Following the launch of the e-visa in September 2019, Saudi Arabia’s Ministry of Tourism issued more than 350,000 tourist visas in the first three months of that year alone.
Within the first 10 days of the launch, 4,000 foreign visitors entered Saudi Arabia with China topping the list and the UK and the US in the second and third place respectively.
Research released by China Outbound Tourism Research Institute in May indicates a “strong wave” in Chinese outbound travel in 2023, with a return to 2019 numbers by 2024. “The preparation, the acquisition of knowledge and the adaptation of services needs to be done now, before the wave arrives,” said Wolfgang Georg Arlt, the institute’s CEO.
Saudi Arabia is well prepared for the return of Chinese travelers, with many institutions adopting the guidelines of the Welcome Chinese Certification program, which is considered the international standard for travel and hospitality services for visitors from the country.
The Riyadh Airports Co., which manages and operates King Khalid International Airport, said that it is working on implementing standards designed to make the airport and its services more accessible and user friendly for Chinese visitors.
The company said the new facilities will improve the visitor experience for tourists from China by helping to overcome the language barrier and providing key services, including payment systems that are compatible with those in their home country. The initiative also highlights the availability of e-visas for Chinese travelers who want to visit the Kingdom.
An important part of the strategy to boost the Kingdom’s entertainment and tourism offerings is Red Sea Global. RSG is currently overseeing the creation of two luxury tourism destinations in Saudi Arabia: The Red Sea and Amaala.
Anton Bawab, group head of operations at RSG, foresees an upswing in the number of Chinese tourists once restrictions are lifted, and that the Kingdom and RSG’s destinations are prepared to welcome them.
“The Chinese market has shown tremendous potential for any country that opened up to it – Europe, Dubai, Maldives,” he said.
“Pre-COVID, Chinese tourists accounted for almost one fifth of global tourism spending. Saudi has huge potential to attract Chinese travelers, and RSG in particular.
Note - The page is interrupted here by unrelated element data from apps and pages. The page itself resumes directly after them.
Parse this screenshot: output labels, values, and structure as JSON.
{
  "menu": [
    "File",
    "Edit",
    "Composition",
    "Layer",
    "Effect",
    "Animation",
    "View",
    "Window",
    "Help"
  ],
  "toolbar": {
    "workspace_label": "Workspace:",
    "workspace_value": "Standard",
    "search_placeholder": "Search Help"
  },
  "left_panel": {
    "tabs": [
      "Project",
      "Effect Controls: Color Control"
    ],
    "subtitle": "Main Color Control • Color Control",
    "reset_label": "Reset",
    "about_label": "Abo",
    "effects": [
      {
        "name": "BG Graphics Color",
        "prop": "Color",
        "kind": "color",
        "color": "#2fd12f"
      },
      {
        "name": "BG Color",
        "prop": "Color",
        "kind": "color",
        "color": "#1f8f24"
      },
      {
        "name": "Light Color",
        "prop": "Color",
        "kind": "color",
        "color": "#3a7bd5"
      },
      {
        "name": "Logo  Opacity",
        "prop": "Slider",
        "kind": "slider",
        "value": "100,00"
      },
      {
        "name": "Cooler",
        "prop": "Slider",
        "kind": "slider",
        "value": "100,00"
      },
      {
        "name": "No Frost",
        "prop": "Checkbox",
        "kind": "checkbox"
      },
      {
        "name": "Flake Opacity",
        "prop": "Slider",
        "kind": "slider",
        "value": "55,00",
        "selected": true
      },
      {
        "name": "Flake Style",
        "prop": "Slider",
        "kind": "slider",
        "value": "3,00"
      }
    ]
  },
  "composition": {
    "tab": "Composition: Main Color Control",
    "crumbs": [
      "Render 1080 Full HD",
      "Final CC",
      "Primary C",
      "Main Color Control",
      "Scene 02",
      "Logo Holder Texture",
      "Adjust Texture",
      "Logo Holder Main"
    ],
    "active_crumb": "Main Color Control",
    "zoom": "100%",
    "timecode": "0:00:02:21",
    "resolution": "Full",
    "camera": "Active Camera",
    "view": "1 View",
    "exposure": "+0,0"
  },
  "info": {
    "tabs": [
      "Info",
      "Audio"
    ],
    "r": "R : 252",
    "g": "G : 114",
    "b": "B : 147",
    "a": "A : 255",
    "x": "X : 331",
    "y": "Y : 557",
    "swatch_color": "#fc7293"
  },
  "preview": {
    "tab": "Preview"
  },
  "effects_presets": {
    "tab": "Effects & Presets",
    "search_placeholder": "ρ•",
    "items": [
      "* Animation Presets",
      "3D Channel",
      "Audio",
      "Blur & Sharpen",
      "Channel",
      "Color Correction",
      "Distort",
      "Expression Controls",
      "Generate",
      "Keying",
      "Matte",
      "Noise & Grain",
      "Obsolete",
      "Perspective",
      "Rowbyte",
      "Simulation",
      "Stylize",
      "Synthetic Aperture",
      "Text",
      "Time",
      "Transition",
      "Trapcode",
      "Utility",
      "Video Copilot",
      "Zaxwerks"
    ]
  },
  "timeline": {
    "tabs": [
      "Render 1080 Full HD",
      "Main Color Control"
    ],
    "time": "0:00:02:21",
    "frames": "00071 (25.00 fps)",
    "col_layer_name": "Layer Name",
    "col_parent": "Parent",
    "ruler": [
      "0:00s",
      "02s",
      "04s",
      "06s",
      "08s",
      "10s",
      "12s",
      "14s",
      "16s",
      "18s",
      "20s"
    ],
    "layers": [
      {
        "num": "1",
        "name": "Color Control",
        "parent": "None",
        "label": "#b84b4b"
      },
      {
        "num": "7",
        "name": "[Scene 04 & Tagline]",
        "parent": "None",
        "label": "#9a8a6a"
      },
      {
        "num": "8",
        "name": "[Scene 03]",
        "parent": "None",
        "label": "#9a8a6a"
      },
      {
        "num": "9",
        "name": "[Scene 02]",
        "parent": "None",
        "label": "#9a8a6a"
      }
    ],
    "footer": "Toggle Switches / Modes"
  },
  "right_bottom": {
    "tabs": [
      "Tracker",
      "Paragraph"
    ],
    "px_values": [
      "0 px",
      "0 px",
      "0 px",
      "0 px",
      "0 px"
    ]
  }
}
At the Red Sea, Chinese tourists can get a similar experience to the Maldives, which is a popular destination choice for them. But they can also couple it with culture, shopping and heritage.”